As part of the neoliberal trends toward public-private partnerships, universities all over the world have forged more intimate relationships with corporate interests and more closely resemble for-profit corporations in both structure and practice.  These transformations, accompanied by new forms of governance, produce new subject-positions among faculty and students and enable new approaches to teaching, curricula, research, and everyday practices.

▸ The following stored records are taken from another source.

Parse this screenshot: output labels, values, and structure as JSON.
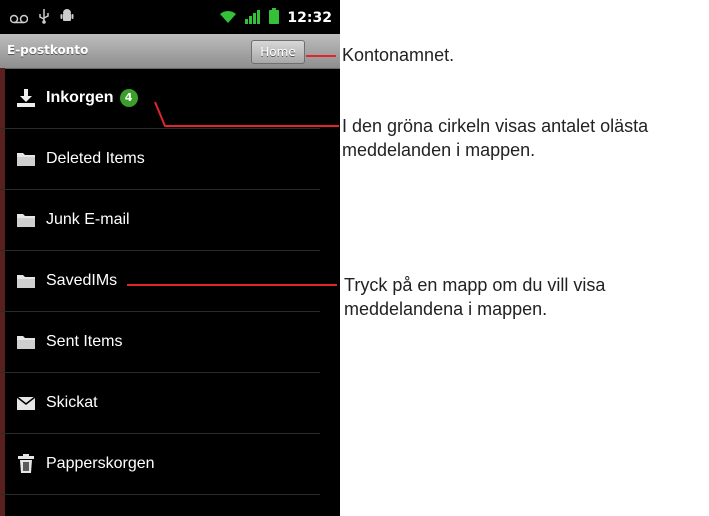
{
  "status_bar": {
    "time": "12:32",
    "icons": [
      "voicemail-icon",
      "usb-icon",
      "android-debug-icon",
      "wifi-icon",
      "signal-icon",
      "battery-icon"
    ]
  },
  "header": {
    "title": "E-postkonto",
    "home_label": "Home"
  },
  "folders": [
    {
      "name": "Inkorgen",
      "icon": "inbox-download-icon",
      "unread": "4",
      "bold": true
    },
    {
      "name": "Deleted Items",
      "icon": "folder-icon"
    },
    {
      "name": "Junk E-mail",
      "icon": "folder-icon"
    },
    {
      "name": "SavedIMs",
      "icon": "folder-icon"
    },
    {
      "name": "Sent Items",
      "icon": "folder-icon"
    },
    {
      "name": "Skickat",
      "icon": "sent-mail-icon"
    },
    {
      "name": "Papperskorgen",
      "icon": "trash-icon"
    }
  ],
  "annotations": {
    "account_name": "Kontonamnet.",
    "unread_count_line1": "I den gröna cirkeln visas antalet olästa",
    "unread_count_line2": "meddelanden i mappen.",
    "open_folder_line1": "Tryck på en mapp om du vill visa",
    "open_folder_line2": "meddelandena i mappen."
  },
  "colors": {
    "badge": "#3aa02a",
    "callout_line": "#e0262a"
  }
}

The contributors to this volume use ethnographic methods to investigate the multi-faceted impacts of neoliberal restructuring, while reporting on their own pedagogical responses, at universities in the United States, Europe, and New Zealand.

Learning Under Neoliberalism Book Cover
Kate Rich
Published: September 2016

Book #4 in the series:Your Money or Your Life: Feminist Perspectives on Economy #1-4.

The Ecology of Supply
Kathrin Böhm
Published: March 2016

As part of Your Money or Your Life: Feminist Perspectives on Economy
Edited by Bonnie Fortune and Lise Skou

This series of short essays presents research, ideas, and proposals from four scholars and artists on contemporary life lived in the throes of global capitalism. The four women authors are responsible for creative opinions and approaches as to how we, as a culture, might come to inhabit different economic realities.

Economy as Public Space
Gerda Roelvink
Published: January 2016

Building Dignified Worlds investigates social movements that do not simply protest but actively forge functional alternatives. Gerda Roelvink takes actor network and performativity theories of action as starting points for thinking about how contemporary collectives bring the new into being.



[cover image]
Kathrin Böhm and Miranda Pope (editors)
Published: March 2015

Book outlining the ideas and ambitions behind Company Drinks.




Company Drinks Book
Gerda Roelvink, Kevin St. Martin, J.K. Gibson-Graham (Eds)
Published: February 2015

What exactly constitutes an economy? Making Other Worlds Possible brings together a compelling range of projects inspired by the diverse economies research agenda pioneered by J. K. Gibson-Graham. Firmly establishing diverse economies as a field of research, Making Other Worlds Possible outlines an array of different ways scholars are enacting economies that privilege ethical negotiation and a politics of possibility.

What makes the book so special is that each of authors know the communities they speak of and they write with real passion — Antipode

Making Other Worlds Possible
J.K. Gibson-Graham, Jenny Cameron, and Stephen Healy
Published: September 2013

Take Back the Economy dismantles the idea that the economy is separate from us and best comprehended by experts. It demonstrates how the economy is the outcome of the decisions and efforts we make every day. Full of exercises and inspiring examples from around the world, it shows how people can implement small-scale changes in their own lives to create ethical economies. Click here for a copy of the introduction (provided with the publisher's permission).

Click here for the website that can be used in conjunction with the book.


book cover image
Janet Newbury
Published: February 2013

By widening our gaze to include the discursive, political, economic, and other dimensions of lived experience, human service practitioners and policy makers can engage in practices that prioritize the well-being of all community members, recognizing social justice as central to this development. Drawing from existing empirical research as well as personal narratives by community members and policy makers, this book argues that by blurring the lines between self and other, contextualizing practices, understanding change as ontological, reconceptualizing power, and recognizing justice as an ongoing and shared responsibility, we might collectively access and mobilize fruitful possibilities that are often obscured.

cover image
Cheryl Kernot, Joanne McNeill
Published: April 2011

Non-academic book exploring 33 Australian social enterprises, based on in-depth interviews.



Australian Stories of Social Enterprise
Katharine McKinnon
Published: December 2011

This book is a critical history of development practice and professionalism in nothern Thailand, exploring how a postdevelopment perspective informed by the work of J.K. Gibson-Graham can shed new light on the nature of development practice and hope for the future.



[cover image]